||Lower Court Judgments
||North Gauteng High Court, 28 Apr. 2011
SCA, 31 May 2012
|8 Nov. 2012
||18 Apr. 2013
By Ben Winks on 19 April 2013
The Mineral and Petroleum Resources Development Act of 2002 (the MPRDA) entered into force on 1 May 2004 and fundamentally reformed the mineral rights regime in South Africa. Previously, under the Minerals Act of 1991 and its predecessors, minerals were owned by private parties, and could be exploited or not exploited by them as they saw fit, subject to state regulation. The MPRDA, however, provides that all minerals are the common heritage of the people of South Africa, and that the state, as the custodian of these resources for the benefit of all South Africans, may grant, refuse and administer mineral rights and charge royalties for their exercise (Section 3).
To ensure security of tenure and minimise disruption in the mining industry, the MPRDA introduced detailed transitional arrangements as a bridge between the old order and the new (Schedule 2). Thus, from 1 May 2004: the holders of old order mining rights had five years to apply for new order mining rights; the holders of old order prospecting rights had two years to apply for new order prospecting rights; and the holders of unused old order rights (rights to minerals in respect of which no prospecting or mining had yet commenced) had one year to apply for new order prospecting or mining rights.
Before the MPRDA entered into force, Sebenza Mining held coal rights on and under certain farms, but it was wound up before conducting any prospecting or mining. These coal rights were thus “unused old order rights” under the transitional provisions of the MPRDA and, as Sebenza was not in a position to pay the fees to convert them into new order rights, they expired one year after the commencement of the MPRDA. Sebenza’s liquidators claimed compensation from the Department of Mineral Resources, contending that the coal rights had been expropriated. The Department rejected the claim, which was then ceded to Agri SA, who instituted action in the Pretoria High Court as a test case on the alleged expropriatory effects of the MPRDA.

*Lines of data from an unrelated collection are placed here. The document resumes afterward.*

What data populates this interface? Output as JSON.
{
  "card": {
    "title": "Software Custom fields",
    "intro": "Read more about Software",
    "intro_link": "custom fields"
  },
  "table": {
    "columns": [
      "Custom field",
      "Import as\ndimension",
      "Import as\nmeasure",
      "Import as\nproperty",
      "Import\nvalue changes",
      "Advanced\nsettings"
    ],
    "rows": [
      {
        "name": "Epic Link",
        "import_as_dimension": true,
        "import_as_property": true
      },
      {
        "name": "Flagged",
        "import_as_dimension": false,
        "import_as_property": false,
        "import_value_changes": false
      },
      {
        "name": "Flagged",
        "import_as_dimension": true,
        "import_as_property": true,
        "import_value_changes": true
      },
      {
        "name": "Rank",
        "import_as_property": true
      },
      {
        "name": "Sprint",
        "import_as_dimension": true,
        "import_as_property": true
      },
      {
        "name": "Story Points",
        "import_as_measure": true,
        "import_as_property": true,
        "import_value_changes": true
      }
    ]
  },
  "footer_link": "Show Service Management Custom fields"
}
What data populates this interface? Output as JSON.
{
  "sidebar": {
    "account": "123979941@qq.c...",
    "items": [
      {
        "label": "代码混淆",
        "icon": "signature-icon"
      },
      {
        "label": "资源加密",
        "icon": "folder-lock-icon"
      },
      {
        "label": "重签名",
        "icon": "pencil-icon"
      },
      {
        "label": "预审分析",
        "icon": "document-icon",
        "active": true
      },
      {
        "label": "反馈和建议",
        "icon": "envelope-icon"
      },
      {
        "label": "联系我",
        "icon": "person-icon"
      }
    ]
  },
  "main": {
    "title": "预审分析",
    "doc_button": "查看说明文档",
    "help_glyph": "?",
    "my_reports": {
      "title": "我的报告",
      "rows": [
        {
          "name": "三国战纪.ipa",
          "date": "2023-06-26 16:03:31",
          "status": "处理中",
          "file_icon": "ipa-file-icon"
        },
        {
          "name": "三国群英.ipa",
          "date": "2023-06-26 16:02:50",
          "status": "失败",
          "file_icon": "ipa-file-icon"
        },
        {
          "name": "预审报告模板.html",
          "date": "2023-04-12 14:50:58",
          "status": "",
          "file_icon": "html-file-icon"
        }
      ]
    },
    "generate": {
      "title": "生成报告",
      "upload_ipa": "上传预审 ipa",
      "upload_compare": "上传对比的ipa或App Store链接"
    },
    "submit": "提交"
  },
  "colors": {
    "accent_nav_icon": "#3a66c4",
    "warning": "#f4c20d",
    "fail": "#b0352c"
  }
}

The High Court held that expropriation requires deprivation of property and acquisition of substantially the same property by the state. The High Court found that the MPRDA not only destroyed pre-existing mineral rights but vested the substance of those rights in the state, and thus effected not only deprivation but expropriation of unused old order rights, for which just and equitable compensation was payable under section 25 of the Constitution.
The Minister of Mineral Resources (the Minister) appealed to the Supreme Court of Appeal (the SCA), which agreed broadly with the High Court’s definition of expropriation, but disagreed that the MPRDA had that effect. After a thorough exposition of the history of mining legislation in South Africa, the SCA held unanimously that the essential “right to mine”, from which all mineral rights are derived, had always been vested in the state, and allocated by it to private parties in differing degrees over the years. Thus, the SCA held that no blanket expropriation of mineral rights had been brought about by the MPRDA, but that it remained possible that a specific holder of old order mineral rights might be able to prove that the MPRDA had the effect of expropriating their particular mineral rights.
Agri SA applied to the Constitutional Court for leave to appeal, while the Minister sought leave for a conditional cross-appeal, which was ultimately immaterial.
The Constitutional Court decided unanimously that Agri SA should be granted leave to appeal, as it had raised important constitutional issues and had reasonable prospects of success, but that the appeal itself should be dismissed. The Court was divided, however, as to why the appeal should fail. Continue reading